Lydia wrote to ask:
"I'm about to leave my first job working in a small office where I wrote macros to automate their work flow. Do you have any best practices for documentation?"
Documentation. One of the least understood parts of the job. And the one that is probably done more poorly than any other too.
That's because it's hard! I think it's often harder to write something that other people can read and understand than it is to write programs. Very often, the programmer is the least qualified to write the documentation. (After all, some programmers only can only communicate in grunts and hand gestures. Present company not included, of course!)

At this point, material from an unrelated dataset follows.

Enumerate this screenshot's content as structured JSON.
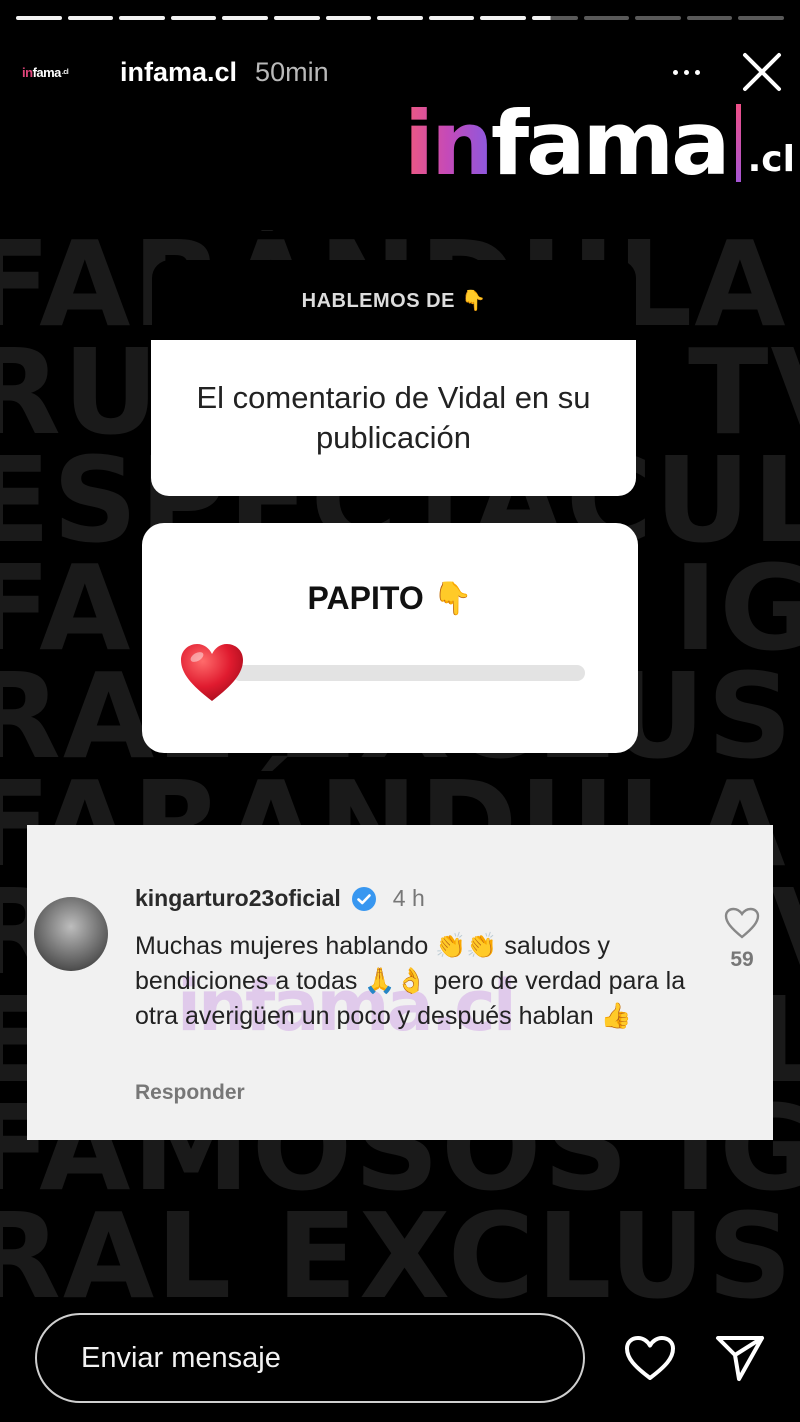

But because there is never enough time to really write great documentation, the first thing to do is prioritize the goals of your documentation. Do the most important parts first. Here's my list:
1 - The User Interface
One big reason this is high priority is that it's that part of your documentation that is most likely to be used. Make sure you cover:
- The goal of the program. The only other way some new person would be able to find out is by trial and error ... and more error ... and more error. Clearly describing what the program is for will save others tons of time and effort.
- How to start and end the program. (Especially if there is some additional task, like making a separate backup, that should be done.)
- Required information. There's nothing more frustrating than getting halfway through something and finding that you don't have some item of information necessary to finish it.
And if there is some unique little trick that someone using the program has to know, put it in a separate box to make it stand out. Here are some examples of tricks that some programs might need to illustrate what I mean:
"Make sure the number formatting of the selected cells is "Currency". Otherwise, you'll get the wrong answer."
"Never delete the bookmarks. They're required to put the information you supply in the right places."
2 - A System Diagram.
Show how the parts of the program fit together. This is important even if there's only one part. Someone completely new doesn't know there's only one part. People are visual creatures. There's real truth in the old saw, "A picture is worth a thousand words."
3 - Code documentation.
Last, and actually, "least" - detailed program documentation. Writing clear, commented and formatted code is the best program documentation. And most programmers I know are going to trust their own understanding of code rather than relying on anything you wrote anyway.
These are my ideas. If you have others, let me know about them.